“There was nothing to indicate that we couldn’t move ahead,” Ross says.
Back in the late 1990s, Illinois ACORN — the Association of Community Organizations for Reform Now — accused Ameriquest and other subprime lenders of exploiting low-income homebuyers. In 2000, Ameriquest negotiated an agreement with ACORN, promising to support buyer-education programs and make $30 million in loans to poor families in 10 cities, including Chicago.
The agreement was the activist group’s first with a major company accused of predatory lending, says Madeline Talbott, head organizer for Illinois ACORN.
“We were pleased that Ameriquest was willing to come to the table and negotiate at all when other lenders were not,” Talbott says.
Since that agreement, ACORN has negotiated even better terms with other major subprime lenders, such as Household International. The group has now has returned to Ameriquest, hoping to negotiate a better agreement, Talbott says.
“We’re not ready to claim victory in this campaign yet,” she says.
Ameriquest has operated in Illinois for a decade, but the bulk of its loan-origination offices are the Chicago area. Its Argent affiliate, a national wholesale mortgage lender, opened its Central Division production center in Rolling Meadows in 2002.

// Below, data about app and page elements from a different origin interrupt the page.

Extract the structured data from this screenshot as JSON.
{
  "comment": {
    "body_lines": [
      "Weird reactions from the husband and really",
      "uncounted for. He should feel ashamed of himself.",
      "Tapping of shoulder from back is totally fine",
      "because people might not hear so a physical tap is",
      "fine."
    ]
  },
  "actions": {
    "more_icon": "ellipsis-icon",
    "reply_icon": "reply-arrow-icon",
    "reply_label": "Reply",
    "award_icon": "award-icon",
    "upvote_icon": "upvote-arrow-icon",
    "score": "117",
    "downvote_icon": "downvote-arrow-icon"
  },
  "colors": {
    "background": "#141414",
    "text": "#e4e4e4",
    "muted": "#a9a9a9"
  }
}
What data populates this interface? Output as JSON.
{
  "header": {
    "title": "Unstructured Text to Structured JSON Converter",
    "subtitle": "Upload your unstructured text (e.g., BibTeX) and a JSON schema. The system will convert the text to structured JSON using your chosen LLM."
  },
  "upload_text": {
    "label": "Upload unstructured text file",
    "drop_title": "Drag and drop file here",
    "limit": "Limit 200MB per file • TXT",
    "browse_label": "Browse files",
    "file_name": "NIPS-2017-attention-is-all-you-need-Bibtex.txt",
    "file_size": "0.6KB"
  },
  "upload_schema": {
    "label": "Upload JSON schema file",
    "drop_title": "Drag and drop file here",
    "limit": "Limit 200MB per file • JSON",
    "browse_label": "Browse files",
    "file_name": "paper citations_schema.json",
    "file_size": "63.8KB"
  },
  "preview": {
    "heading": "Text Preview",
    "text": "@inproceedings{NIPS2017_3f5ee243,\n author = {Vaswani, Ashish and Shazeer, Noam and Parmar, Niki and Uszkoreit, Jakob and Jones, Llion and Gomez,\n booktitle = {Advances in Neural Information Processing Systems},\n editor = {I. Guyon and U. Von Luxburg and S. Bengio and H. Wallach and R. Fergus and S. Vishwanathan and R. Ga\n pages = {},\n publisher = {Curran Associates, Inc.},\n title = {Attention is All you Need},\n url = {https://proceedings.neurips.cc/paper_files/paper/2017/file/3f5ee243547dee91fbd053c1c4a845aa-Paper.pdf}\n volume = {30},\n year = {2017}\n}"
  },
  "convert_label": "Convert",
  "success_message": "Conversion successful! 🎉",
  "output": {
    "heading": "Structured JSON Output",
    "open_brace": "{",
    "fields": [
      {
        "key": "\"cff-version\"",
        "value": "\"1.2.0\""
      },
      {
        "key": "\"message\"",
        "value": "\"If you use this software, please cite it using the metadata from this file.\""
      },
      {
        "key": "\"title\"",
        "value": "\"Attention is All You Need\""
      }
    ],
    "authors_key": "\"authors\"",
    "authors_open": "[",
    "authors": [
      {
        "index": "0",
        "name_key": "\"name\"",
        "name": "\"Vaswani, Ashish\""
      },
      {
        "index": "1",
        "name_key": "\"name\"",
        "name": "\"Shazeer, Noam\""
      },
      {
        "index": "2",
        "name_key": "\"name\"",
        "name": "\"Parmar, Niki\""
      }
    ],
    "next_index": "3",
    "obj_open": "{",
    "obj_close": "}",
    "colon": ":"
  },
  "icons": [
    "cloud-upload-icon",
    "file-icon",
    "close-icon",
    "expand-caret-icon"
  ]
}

Most of the state’s $25 million financial commitment came in the form of the Department of Commerce and Economic Opportunity’s EDGE (Economic Development for a Growing Economy) tax credits, which are based on job-creation projections over a two-year period.
Ñ Roland Klose